      It's something you don't typically see on the north side of Flint---a tractor and a farm but organizers are hoping that by starting tractors up, theyâ??ll change the face of Flint.

      â??Never thought they would've did all of this, Iâ??ve never known anyone with that focus of, intention of doing this until we met The Kings about three years ago,â?? says Shirley Jones, who lives in the neighborhood.

      The King Family is planting seeds of change in their neighborhood.

      â??It was a mess, land bank came in and helped us clean it out,â?? says Dora King. â??It had trees, garbage.â??

      Now, this vacant land has apple trees and pumpkins and children are learning how to farm right in their own backyard.

      â??I think it's helping Flint actually and trying to bring the people together and stop all the violence,â?? says Malachi Elridge, an eighth grader.

      Tomatoes and peppers are also filling the land once used as a dumping ground.

      â??This is the north side of Flint, we need this,â?? says King.

      â??It was horrible but to come out and do this, I think this is just a plus, wonderful thing they did out here,â?? says Jones.

      The Kings are hoping their seeds of urban farming grow and take root in other parts of Flint.

      â??This is a new thing we want folks to understand,â?? says King.
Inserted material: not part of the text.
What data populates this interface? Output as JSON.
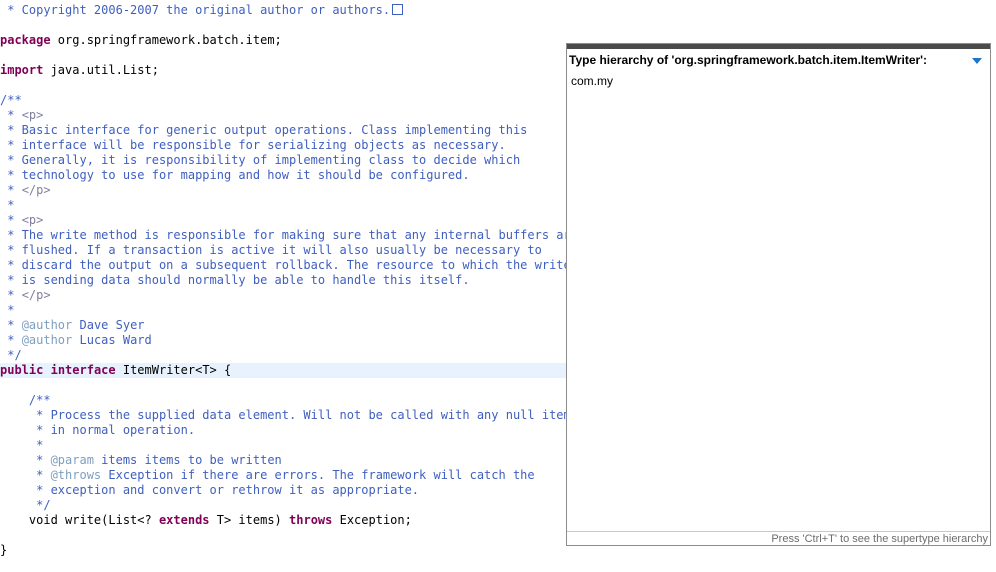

They have the power to take one of these trees and plant it in their backyard,â?? she adds.